▸ Problem requirements: Filter the entries and keep only the lines where the string "JSON" appears.
>>>>
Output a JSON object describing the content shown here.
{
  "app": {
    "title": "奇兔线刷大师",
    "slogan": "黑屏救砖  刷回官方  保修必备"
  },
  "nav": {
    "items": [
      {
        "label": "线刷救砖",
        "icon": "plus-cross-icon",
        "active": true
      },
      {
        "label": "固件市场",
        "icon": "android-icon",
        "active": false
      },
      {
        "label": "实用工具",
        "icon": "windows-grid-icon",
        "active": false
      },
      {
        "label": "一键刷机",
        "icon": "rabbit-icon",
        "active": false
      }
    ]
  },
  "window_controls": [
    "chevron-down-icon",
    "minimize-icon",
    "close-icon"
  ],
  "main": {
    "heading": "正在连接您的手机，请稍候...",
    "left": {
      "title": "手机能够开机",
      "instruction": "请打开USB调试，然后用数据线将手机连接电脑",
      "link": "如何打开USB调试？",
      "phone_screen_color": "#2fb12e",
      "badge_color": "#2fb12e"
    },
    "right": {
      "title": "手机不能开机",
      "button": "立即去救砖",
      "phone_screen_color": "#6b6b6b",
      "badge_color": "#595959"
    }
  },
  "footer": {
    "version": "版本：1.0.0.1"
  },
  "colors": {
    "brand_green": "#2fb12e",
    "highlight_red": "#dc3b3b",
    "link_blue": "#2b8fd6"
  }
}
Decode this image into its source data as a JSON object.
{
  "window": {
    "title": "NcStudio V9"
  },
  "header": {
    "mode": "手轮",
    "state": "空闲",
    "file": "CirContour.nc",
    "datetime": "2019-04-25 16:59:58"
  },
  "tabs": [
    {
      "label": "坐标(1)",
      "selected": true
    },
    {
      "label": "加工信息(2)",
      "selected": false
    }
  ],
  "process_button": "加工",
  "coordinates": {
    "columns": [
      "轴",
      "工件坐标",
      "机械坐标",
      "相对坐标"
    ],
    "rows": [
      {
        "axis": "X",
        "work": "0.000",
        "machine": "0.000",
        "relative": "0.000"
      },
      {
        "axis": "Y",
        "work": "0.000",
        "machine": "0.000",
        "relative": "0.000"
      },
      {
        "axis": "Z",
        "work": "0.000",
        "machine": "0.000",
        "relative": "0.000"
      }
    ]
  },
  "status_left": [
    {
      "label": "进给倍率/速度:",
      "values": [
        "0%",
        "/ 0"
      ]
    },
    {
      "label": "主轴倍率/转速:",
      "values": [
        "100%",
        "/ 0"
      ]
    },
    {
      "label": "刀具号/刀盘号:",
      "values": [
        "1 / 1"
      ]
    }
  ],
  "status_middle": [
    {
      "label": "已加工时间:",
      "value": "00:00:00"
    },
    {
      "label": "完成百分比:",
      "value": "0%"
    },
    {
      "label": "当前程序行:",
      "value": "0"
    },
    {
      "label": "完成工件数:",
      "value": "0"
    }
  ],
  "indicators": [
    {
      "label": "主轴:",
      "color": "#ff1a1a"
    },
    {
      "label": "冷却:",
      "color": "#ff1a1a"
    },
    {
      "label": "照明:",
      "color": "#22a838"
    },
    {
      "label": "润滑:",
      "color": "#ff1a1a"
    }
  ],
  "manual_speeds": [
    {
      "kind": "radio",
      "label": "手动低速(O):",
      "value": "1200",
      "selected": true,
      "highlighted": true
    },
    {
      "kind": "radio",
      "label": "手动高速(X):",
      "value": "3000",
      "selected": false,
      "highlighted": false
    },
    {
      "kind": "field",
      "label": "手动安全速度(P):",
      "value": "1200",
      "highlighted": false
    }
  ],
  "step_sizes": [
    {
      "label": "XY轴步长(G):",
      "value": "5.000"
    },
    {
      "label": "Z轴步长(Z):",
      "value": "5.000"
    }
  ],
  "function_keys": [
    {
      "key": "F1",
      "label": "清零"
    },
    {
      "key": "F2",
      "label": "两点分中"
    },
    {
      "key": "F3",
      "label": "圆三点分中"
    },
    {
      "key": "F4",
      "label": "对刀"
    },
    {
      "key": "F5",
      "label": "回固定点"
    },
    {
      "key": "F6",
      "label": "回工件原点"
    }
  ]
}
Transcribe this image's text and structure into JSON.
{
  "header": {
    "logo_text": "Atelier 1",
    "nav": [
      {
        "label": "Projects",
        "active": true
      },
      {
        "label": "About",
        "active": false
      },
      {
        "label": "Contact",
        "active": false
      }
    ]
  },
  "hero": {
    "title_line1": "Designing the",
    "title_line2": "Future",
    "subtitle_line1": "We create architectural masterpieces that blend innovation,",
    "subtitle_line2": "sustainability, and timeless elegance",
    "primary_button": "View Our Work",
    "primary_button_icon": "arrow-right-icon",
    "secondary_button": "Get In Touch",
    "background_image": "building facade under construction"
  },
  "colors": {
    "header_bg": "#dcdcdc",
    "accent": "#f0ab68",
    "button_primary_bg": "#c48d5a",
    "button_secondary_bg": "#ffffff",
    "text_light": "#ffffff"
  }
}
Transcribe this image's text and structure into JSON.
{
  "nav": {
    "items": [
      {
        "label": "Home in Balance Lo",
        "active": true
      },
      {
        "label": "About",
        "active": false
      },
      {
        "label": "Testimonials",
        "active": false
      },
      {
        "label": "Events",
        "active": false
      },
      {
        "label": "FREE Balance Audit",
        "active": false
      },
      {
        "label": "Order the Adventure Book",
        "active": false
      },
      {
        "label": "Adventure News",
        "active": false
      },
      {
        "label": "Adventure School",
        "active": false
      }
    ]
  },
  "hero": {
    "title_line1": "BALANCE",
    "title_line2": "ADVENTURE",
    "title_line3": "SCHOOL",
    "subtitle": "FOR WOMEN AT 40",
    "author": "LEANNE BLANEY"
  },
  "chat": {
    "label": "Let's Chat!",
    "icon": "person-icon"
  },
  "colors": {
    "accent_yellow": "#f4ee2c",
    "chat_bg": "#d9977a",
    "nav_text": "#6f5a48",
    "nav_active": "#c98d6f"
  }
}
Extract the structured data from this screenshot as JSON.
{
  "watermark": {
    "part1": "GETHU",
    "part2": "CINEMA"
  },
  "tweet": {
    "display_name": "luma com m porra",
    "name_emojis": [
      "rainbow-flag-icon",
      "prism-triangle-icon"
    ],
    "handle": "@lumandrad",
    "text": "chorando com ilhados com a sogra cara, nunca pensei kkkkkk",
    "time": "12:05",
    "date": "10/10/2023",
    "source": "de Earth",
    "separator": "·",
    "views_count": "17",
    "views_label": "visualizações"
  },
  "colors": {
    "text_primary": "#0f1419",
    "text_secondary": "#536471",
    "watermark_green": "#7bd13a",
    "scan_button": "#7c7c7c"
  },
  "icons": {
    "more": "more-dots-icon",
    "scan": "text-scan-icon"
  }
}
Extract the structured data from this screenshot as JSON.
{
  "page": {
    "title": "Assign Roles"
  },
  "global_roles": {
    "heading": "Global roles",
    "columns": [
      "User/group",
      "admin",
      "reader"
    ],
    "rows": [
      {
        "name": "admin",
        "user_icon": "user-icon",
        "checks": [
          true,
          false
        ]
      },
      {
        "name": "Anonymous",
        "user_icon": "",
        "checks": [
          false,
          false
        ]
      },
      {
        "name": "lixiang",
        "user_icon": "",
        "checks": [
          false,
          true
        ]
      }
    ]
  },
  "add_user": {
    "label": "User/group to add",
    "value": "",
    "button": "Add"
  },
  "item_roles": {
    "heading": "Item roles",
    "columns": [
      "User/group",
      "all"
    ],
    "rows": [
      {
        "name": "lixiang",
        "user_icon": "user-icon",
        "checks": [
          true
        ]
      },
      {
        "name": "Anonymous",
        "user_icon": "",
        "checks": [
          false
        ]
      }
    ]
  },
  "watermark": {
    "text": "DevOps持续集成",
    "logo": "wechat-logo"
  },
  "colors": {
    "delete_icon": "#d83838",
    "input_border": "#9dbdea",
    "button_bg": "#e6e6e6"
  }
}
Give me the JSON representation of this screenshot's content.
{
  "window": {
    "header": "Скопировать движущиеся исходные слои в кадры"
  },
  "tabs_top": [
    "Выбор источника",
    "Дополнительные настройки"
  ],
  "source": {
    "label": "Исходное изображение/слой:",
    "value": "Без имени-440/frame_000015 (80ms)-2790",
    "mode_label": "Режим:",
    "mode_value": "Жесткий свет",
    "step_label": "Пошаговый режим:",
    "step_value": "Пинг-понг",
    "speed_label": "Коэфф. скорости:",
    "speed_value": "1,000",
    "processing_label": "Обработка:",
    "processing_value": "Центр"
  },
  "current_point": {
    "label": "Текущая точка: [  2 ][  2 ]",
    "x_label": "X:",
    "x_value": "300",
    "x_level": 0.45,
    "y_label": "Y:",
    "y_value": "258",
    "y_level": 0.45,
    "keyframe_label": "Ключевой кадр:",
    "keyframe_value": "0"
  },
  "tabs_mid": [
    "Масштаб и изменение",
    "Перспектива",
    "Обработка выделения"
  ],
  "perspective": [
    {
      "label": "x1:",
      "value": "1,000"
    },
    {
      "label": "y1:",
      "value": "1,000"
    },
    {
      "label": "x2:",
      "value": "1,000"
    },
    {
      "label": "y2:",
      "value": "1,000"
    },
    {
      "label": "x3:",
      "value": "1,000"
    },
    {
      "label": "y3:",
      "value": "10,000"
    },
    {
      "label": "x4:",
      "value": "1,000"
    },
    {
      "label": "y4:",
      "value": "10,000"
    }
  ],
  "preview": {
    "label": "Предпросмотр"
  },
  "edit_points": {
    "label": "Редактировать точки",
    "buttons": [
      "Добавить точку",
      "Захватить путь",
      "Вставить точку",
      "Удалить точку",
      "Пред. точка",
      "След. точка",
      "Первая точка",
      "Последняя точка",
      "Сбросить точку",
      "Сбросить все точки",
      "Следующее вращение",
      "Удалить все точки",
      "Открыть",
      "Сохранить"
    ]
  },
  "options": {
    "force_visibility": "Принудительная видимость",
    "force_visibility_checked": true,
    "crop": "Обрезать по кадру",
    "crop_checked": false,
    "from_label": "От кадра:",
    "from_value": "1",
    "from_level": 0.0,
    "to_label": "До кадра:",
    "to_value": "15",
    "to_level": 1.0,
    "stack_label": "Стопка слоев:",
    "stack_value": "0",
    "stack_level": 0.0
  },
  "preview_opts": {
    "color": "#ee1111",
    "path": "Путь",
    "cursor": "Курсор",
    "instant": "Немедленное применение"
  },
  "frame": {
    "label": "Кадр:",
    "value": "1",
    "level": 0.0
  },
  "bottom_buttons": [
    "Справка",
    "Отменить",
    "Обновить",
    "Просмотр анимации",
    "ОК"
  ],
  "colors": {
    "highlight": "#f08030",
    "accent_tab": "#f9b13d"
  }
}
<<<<
▸ Answer box:
Output a JSON object describing the content shown here.
Decode this image into its source data as a JSON object.
Transcribe this image's text and structure into JSON.
Transcribe this image's text and structure into JSON.
Extract the structured data from this screenshot as JSON.
Extract the structured data from this screenshot as JSON.
Give me the JSON representation of this screenshot's content.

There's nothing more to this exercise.